**Element data from apps and pages**:

= = = =

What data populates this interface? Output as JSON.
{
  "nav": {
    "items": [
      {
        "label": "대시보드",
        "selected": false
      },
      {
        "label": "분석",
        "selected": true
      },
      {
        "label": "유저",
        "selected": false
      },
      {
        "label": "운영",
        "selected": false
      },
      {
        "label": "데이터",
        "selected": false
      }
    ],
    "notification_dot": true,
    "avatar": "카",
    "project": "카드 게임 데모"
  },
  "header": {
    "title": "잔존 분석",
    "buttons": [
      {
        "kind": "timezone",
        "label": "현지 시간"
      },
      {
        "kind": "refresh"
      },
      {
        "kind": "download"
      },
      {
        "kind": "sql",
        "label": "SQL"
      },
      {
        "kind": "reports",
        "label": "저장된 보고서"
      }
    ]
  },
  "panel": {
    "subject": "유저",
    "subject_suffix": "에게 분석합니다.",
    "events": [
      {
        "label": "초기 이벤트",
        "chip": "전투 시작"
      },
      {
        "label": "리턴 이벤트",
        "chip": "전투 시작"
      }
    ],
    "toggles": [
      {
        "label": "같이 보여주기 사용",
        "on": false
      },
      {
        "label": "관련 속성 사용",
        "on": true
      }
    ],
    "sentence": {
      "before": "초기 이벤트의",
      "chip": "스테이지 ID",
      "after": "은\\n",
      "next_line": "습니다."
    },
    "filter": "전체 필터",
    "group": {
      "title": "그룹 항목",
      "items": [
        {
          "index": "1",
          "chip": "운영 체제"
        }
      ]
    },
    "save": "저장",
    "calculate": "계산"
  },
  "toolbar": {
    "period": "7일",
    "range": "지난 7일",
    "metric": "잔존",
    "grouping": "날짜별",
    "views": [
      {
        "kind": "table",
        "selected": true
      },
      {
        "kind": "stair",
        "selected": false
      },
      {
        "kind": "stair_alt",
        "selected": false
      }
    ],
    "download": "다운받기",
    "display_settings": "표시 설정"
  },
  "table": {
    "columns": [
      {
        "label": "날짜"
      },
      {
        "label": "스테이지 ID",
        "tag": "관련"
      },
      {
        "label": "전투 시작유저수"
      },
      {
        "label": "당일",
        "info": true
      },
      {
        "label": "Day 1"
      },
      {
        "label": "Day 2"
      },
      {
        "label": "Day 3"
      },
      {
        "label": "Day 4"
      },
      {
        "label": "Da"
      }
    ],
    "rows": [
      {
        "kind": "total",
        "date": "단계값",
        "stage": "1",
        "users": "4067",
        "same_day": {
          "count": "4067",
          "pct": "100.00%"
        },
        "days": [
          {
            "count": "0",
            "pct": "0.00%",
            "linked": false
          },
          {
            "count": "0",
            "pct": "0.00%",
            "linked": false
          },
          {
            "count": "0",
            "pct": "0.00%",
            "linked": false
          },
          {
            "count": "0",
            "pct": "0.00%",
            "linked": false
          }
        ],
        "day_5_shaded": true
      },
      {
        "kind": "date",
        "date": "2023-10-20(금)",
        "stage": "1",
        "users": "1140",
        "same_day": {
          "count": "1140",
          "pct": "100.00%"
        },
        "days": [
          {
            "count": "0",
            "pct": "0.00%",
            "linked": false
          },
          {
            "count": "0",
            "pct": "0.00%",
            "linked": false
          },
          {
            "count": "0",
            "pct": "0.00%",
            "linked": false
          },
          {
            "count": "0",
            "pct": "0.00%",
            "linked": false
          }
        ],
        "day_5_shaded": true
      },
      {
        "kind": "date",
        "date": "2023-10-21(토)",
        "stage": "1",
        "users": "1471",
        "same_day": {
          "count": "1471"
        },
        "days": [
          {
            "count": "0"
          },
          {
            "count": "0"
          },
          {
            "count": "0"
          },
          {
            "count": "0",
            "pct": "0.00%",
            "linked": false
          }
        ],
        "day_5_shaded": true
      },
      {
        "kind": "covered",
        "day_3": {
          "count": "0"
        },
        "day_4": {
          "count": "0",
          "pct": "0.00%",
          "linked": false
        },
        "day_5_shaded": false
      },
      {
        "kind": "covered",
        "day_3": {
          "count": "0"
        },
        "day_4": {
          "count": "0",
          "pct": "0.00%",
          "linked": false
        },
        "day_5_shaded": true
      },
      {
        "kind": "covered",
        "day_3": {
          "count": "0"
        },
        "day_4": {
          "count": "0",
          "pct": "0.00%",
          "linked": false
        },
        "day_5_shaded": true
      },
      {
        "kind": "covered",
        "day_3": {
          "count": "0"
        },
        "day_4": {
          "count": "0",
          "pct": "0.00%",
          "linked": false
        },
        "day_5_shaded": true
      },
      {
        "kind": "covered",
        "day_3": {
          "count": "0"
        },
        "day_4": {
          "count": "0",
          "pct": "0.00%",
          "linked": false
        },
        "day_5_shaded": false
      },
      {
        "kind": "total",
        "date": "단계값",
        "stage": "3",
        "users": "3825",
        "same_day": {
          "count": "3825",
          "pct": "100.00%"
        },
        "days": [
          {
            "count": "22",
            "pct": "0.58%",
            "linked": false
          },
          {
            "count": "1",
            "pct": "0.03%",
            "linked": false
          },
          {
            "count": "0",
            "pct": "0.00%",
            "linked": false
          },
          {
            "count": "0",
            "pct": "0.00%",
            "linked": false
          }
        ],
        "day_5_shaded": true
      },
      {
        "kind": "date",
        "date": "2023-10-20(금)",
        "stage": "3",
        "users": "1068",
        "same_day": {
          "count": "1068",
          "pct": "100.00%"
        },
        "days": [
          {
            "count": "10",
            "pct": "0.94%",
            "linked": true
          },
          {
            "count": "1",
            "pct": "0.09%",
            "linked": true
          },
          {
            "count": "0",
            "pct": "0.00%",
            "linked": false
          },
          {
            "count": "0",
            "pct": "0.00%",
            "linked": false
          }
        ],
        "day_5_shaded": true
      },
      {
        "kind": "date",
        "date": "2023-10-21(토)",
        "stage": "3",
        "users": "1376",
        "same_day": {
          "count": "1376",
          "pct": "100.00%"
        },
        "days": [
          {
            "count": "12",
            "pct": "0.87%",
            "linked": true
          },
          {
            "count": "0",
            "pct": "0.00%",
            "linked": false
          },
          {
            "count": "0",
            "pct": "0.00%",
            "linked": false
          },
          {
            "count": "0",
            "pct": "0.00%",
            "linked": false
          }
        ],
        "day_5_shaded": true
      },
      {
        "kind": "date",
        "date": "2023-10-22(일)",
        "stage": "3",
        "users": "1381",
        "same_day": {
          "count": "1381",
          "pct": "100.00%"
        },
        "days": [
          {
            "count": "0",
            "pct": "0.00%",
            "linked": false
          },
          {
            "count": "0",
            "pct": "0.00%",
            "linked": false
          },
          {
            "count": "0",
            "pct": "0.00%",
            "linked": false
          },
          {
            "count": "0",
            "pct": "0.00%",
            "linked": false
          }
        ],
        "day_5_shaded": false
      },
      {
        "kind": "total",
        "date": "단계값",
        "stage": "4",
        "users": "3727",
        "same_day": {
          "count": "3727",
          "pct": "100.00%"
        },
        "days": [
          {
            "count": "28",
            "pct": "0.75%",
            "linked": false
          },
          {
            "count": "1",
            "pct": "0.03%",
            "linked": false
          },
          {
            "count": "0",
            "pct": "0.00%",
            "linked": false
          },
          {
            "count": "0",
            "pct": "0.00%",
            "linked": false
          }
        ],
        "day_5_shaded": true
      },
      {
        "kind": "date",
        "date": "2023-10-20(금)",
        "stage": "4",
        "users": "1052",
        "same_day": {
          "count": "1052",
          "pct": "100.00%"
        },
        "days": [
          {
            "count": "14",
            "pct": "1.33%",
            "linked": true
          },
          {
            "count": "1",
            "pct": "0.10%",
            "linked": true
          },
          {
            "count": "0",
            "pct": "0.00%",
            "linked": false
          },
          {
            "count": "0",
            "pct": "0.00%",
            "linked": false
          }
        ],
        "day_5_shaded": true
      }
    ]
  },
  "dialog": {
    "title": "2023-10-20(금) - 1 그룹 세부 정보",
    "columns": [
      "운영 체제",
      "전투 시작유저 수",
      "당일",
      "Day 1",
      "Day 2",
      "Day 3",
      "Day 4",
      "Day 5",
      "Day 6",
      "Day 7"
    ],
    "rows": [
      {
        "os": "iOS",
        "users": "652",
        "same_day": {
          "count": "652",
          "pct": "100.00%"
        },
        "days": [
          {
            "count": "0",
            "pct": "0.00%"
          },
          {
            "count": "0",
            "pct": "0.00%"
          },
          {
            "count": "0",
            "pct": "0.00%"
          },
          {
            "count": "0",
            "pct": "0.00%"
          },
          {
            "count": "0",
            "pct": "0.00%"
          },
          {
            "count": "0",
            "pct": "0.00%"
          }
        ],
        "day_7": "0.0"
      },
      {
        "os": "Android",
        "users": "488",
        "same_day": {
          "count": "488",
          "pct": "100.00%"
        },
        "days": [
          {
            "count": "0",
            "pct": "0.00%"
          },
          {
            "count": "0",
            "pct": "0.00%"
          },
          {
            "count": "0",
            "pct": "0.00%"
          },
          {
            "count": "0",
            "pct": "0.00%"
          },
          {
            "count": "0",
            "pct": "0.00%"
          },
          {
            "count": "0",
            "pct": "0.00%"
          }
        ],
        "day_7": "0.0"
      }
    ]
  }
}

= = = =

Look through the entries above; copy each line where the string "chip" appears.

**RESPONSE TO THE TASK**:
        "chip": "전투 시작"
        "chip": "전투 시작"
      "chip": "스테이지 ID",
          "chip": "운영 체제"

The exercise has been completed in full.